The lines of the records that include "author" should all be copied.

*** Block opens ***

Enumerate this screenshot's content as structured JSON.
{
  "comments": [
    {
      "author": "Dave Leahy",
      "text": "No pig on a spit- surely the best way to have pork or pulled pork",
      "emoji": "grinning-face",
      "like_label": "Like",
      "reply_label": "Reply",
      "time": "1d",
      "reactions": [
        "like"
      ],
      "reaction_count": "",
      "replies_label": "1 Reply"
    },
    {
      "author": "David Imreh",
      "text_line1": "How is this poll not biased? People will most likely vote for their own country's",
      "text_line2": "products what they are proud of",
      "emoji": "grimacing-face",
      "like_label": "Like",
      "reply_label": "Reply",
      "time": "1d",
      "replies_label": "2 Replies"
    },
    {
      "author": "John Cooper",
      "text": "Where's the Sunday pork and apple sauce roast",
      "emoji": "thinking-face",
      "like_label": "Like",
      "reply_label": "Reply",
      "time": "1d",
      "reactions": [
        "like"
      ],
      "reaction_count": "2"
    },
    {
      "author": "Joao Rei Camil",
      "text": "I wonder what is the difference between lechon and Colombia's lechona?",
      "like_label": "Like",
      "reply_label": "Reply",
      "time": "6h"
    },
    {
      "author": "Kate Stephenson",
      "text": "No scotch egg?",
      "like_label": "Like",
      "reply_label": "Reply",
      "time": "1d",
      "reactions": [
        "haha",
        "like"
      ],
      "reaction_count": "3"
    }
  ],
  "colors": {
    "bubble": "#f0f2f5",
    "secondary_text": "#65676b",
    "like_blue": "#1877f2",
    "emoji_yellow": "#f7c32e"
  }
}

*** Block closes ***

• **Response area**:
      "author": "Dave Leahy",
      "author": "David Imreh",
      "author": "John Cooper",
      "author": "Joao Rei Camil",
      "author": "Kate Stephenson",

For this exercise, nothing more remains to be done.